Whether the issues are with money, children, or household chores, it doesn't really matter.
After awhile, it seems like all you do anymore is argue and bicker, even over things that don't really matter.
But don't worry; things can get better if you really want them to.
All you need to do is learn how to deal with you or your spouse's anger, and stick with a method that works.
Here are a few methods to help you and your spouse deal with anger during an argument: Listen to your partner.
It's only natural to throw back insulting or accusatory remarks when someone is attacking your character.
But when you do this you're not making the situation any better, you're just making it worse.

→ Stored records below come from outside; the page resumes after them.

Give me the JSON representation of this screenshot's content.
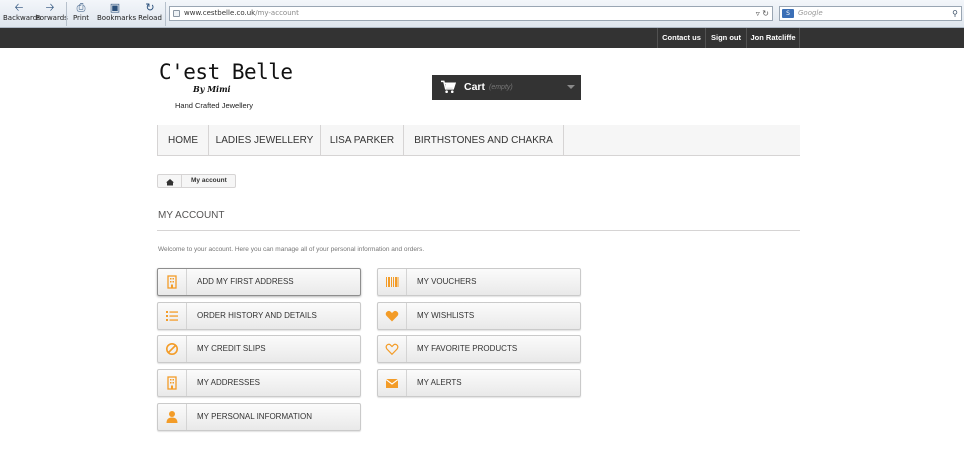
{
  "browser": {
    "nav_buttons": [
      "Backwards",
      "Forwards",
      "Print",
      "Bookmarks",
      "Reload"
    ],
    "url_domain": "www.cestbelle.co.uk",
    "url_path": "/my-account",
    "search_engine_icon": "S",
    "search_placeholder": "Google"
  },
  "top_bar": {
    "contact": "Contact us",
    "sign_out": "Sign out",
    "user": "Jon Ratcliffe"
  },
  "header": {
    "logo_title": "C'est Belle",
    "logo_subtitle": "By Mimi",
    "logo_tagline": "Hand Crafted Jewellery",
    "cart_label": "Cart",
    "cart_status": "(empty)"
  },
  "menu": {
    "items": [
      "HOME",
      "LADIES JEWELLERY",
      "LISA PARKER",
      "BIRTHSTONES AND CHAKRA"
    ]
  },
  "breadcrumb": {
    "current": "My account"
  },
  "page": {
    "title": "MY ACCOUNT",
    "welcome": "Welcome to your account. Here you can manage all of your personal information and orders."
  },
  "account_links": {
    "left": [
      {
        "label": "ADD MY FIRST ADDRESS",
        "icon": "building-icon"
      },
      {
        "label": "ORDER HISTORY AND DETAILS",
        "icon": "list-icon"
      },
      {
        "label": "MY CREDIT SLIPS",
        "icon": "ban-icon"
      },
      {
        "label": "MY ADDRESSES",
        "icon": "building-icon"
      },
      {
        "label": "MY PERSONAL INFORMATION",
        "icon": "user-icon"
      }
    ],
    "right": [
      {
        "label": "MY VOUCHERS",
        "icon": "barcode-icon"
      },
      {
        "label": "MY WISHLISTS",
        "icon": "heart-icon"
      },
      {
        "label": "MY FAVORITE PRODUCTS",
        "icon": "heart-outline-icon"
      },
      {
        "label": "MY ALERTS",
        "icon": "envelope-icon"
      }
    ]
  },
  "colors": {
    "accent_orange": "#f39c28",
    "dark_bar": "#333333"
  }
}
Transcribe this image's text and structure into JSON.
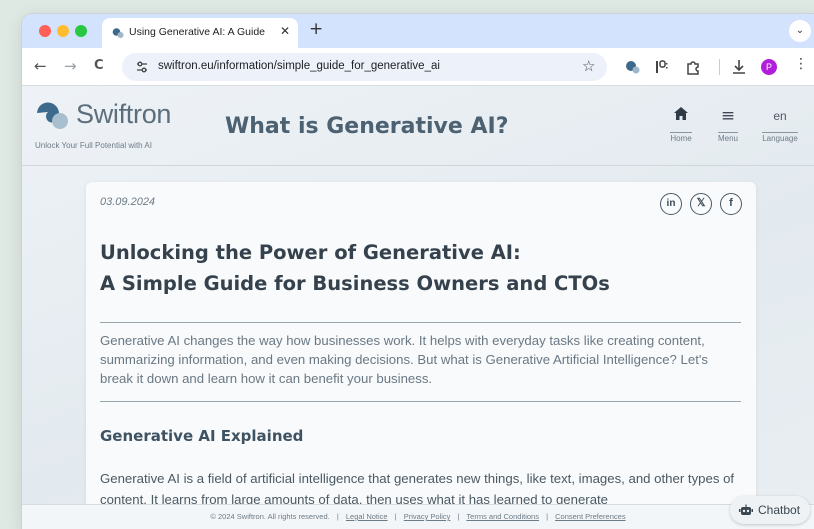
{
  "browser": {
    "tab": {
      "title": "Using Generative AI: A Guide",
      "close": "✕"
    },
    "new_tab": "+",
    "tab_dropdown": "⌄",
    "nav": {
      "back": "←",
      "forward": "→",
      "reload": "C"
    },
    "url": "swiftron.eu/information/simple_guide_for_generative_ai",
    "bookmark": "☆",
    "profile_initial": "P",
    "menu": "⋮"
  },
  "site": {
    "logo_text": "Swiftron",
    "tagline": "Unlock Your Full Potential with AI",
    "page_heading": "What is Generative AI?",
    "nav": {
      "home_label": "Home",
      "menu_icon": "≡",
      "menu_label": "Menu",
      "language_value": "en",
      "language_label": "Language"
    }
  },
  "article": {
    "date": "03.09.2024",
    "share": {
      "linkedin": "in",
      "x": "𝕏",
      "facebook": "f"
    },
    "title_line1": "Unlocking the Power of Generative AI:",
    "title_line2": "A Simple Guide for Business Owners and CTOs",
    "intro": "Generative AI changes the way how businesses work. It helps with everyday tasks like creating content, summarizing information, and even making decisions. But what is Generative Artificial Intelligence? Let's break it down and learn how it can benefit your business.",
    "section_heading": "Generative AI Explained",
    "section_body": "Generative AI is a field of artificial intelligence that generates new things, like text, images, and other types of content. It learns from large amounts of data, then uses what it has learned to generate"
  },
  "footer": {
    "copyright": "© 2024 Swiftron. All rights reserved.",
    "separator": "|",
    "links": {
      "legal_notice": "Legal Notice",
      "privacy_policy": "Privacy Policy",
      "terms": "Terms and Conditions",
      "consent": "Consent Preferences"
    }
  },
  "chatbot": {
    "label": "Chatbot"
  },
  "colors": {
    "tab_strip": "#d3e3fd",
    "heading": "#4c6272",
    "profile": "#b21ddb"
  }
}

Try not to play dirty by saying things that will hurt your spouse in return.
Wait until they are done yelling, and then try to lead the argument in a calmer direction.
Learn to take responsibility for your part of their anger.
There's a chance you may have subconsciously provoked his or her anger.
Think carefully about anything you may have said or done to set them off.
If it is something you can avoid, maybe you can try to steer clear of this type of behavior in the future, for the sake of your marriage.
Validate your spouse's feelings of anger.
You won't solve anything if you dismiss their emotions as futile or stupid.
People can't help the way they feel, and being told that they shouldn't "feel" a certain way will only fuel more anger.
Do your best not to judge your spouse's feelings and emotions.
Call a "time out.
"We use it with our children because it works.
Why shouldn't we use it with our spouse?If you feel the argument escalating out of control, take a step back and let your spouse know that you will not continue with this conversation if they can't control their anger.
Take a "time out" and continue the conversation later on when both of you have calmed down and are thinking more rationally.